**The problem:**
Pick out each line below containing "icon".

**Data extracts:**
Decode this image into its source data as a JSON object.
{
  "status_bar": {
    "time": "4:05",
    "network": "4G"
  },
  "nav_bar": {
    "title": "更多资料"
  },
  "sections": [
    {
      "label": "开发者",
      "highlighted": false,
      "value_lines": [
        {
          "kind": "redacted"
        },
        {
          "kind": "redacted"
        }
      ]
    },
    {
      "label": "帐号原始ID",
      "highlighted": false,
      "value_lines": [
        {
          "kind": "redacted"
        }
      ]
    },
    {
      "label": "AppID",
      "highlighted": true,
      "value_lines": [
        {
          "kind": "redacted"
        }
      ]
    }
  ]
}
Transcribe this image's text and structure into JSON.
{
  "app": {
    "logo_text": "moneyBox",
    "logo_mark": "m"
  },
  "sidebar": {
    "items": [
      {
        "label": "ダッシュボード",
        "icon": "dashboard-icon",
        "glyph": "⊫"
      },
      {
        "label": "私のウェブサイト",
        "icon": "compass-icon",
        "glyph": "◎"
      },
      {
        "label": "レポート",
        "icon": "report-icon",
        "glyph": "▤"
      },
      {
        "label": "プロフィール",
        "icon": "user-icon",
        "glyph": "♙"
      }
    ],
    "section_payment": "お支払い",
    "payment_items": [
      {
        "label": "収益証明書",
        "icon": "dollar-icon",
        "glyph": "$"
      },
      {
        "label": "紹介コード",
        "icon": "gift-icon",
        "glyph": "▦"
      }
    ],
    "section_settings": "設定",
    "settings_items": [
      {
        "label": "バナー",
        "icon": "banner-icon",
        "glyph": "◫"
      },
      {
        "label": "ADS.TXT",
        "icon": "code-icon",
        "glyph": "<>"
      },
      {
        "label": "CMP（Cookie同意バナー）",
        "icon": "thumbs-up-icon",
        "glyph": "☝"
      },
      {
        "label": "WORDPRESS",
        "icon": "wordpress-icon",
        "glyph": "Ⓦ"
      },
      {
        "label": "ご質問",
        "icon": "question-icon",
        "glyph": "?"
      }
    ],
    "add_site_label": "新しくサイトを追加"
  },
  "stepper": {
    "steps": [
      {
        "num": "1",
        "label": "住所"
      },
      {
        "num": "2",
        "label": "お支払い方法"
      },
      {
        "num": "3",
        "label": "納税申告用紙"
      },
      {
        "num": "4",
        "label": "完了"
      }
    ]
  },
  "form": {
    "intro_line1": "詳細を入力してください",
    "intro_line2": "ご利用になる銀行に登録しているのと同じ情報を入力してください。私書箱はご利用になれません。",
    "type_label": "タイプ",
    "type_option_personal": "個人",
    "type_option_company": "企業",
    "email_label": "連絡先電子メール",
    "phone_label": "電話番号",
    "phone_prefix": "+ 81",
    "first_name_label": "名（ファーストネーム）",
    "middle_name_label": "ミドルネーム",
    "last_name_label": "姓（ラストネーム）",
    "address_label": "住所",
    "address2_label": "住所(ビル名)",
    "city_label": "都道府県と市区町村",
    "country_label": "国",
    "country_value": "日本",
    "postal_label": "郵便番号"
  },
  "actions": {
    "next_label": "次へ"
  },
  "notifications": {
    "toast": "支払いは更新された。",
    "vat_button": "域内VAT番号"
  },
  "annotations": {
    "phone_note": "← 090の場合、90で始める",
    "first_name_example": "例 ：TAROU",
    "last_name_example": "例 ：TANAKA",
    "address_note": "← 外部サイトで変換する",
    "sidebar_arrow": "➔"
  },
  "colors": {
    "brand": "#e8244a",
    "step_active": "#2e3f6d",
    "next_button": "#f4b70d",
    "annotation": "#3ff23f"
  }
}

**Response for this exercise:**
        "icon": "dashboard-icon",
        "icon": "compass-icon",
        "icon": "report-icon",
        "icon": "user-icon",
        "icon": "dollar-icon",
        "icon": "gift-icon",
        "icon": "banner-icon",
        "icon": "code-icon",
        "icon": "thumbs-up-icon",
        "icon": "wordpress-icon",
        "icon": "question-icon",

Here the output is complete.